Is it true that the Eastern Catholic Churches are allowed to have different theological exspressions? If so what does it involve?
This certainly is true. The Eastern Catholic Churches are not only “allowed” but are actively encouraged to cultivate their own distinctive theological expressions.
Eastern Catholics, while fully Catholic and in communion with the Pope, differ in more ways than just liturgy. We also possess a unique spiritual tradition, as well as a unique theological approach. While we agree with the Latin Church on fundamental matters of doctrine, we approach doctrine in a very different way – from the Eastern perspective. While the Western Church has traditionally formulated doctrine in terms of scholastic Latin theology, we rely almost exclusively on the theology of the Eastern Church Fathers. This difference, rather than rupturing the unity of the Church, further expresses the true UNIVERSIALITY of Christ’s Church.
This is authoritatively taught by the Second Vatican Council:
“All in the Church must preserve unity in essentials. But let all, according to the gifts they have received enjoy a proper freedom, in their various forms of spiritual life and discipline, in-their different liturgical rites, and even in their theological elaborations of revealed truth,” (UNITATIS REDINTEGRATIO, no. 4).
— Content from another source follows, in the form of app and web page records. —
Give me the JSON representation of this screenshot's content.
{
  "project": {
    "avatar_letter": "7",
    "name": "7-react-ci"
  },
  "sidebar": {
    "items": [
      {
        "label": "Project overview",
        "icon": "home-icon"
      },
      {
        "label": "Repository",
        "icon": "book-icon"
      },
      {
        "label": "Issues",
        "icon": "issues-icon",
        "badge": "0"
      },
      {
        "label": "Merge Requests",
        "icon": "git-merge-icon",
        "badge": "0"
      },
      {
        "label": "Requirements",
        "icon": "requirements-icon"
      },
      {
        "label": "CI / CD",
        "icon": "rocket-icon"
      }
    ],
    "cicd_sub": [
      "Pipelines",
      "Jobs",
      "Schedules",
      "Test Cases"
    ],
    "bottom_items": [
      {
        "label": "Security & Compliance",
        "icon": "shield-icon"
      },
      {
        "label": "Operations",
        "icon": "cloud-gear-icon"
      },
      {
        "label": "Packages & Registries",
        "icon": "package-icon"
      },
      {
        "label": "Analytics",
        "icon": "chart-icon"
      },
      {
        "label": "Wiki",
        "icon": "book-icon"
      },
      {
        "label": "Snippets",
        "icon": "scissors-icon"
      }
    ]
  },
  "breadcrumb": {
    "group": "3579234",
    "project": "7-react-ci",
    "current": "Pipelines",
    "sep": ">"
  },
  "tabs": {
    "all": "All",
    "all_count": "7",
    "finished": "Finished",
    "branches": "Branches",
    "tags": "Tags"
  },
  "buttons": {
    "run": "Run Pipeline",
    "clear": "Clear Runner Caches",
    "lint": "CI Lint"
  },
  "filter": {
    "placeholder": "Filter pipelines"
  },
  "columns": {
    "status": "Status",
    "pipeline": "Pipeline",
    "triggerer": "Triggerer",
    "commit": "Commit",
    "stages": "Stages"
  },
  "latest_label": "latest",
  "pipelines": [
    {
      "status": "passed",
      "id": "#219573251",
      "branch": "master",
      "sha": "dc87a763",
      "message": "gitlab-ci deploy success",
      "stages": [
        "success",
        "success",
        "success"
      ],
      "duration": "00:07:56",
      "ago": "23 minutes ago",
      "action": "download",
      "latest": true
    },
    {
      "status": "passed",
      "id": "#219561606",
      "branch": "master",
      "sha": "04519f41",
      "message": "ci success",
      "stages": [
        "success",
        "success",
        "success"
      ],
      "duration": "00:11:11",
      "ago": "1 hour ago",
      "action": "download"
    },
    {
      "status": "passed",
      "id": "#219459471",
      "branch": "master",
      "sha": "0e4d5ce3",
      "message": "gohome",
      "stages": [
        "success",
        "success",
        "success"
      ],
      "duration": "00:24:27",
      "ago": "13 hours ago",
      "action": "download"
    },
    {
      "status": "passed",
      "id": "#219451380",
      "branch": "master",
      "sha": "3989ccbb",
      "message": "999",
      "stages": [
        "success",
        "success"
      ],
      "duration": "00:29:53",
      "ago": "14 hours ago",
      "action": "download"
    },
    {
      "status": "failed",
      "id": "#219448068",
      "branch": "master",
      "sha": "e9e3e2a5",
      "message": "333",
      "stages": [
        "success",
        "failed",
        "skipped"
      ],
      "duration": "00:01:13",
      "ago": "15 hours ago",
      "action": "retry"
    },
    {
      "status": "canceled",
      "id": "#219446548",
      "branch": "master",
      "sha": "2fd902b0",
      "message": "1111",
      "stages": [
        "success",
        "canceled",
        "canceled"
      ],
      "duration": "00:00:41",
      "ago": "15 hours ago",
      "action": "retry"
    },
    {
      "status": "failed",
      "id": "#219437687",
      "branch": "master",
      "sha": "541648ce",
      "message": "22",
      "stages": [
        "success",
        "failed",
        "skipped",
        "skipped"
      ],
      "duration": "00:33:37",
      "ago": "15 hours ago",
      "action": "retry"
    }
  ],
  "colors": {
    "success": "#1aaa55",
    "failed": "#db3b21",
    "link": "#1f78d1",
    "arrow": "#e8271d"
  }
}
“What has just been said about the lawful variety that can exist in the Church must also be taken to apply to the differences in theological expression of doctrine. In the study of revelation East and West have followed different methods, and have developed differently their understanding and confession of God’s truth. It is hardly surprising, then, if from time to time one tradition has come nearer to a full appreciation of some aspects of a mystery of revelation than the other, or has expressed it to better advantage. In such cases, these various theological expressions are to be considered often as mutually complementary rather than conflicting. Where the authentic theological traditions of the Eastern Church are concerned, we must recognize the admirable way in which they have their roots in Holy Scripture, and how they are nurtured and given expression in the life of the liturgy. They derive their strength too from the living tradition of the apostles and from the works of the Fathers and spiritual writers of the Eastern Churches. Thus they promote the right ordering of Christian life and, indeed, pave the way to a full vision of Christian truth,” (ibid., no. 17).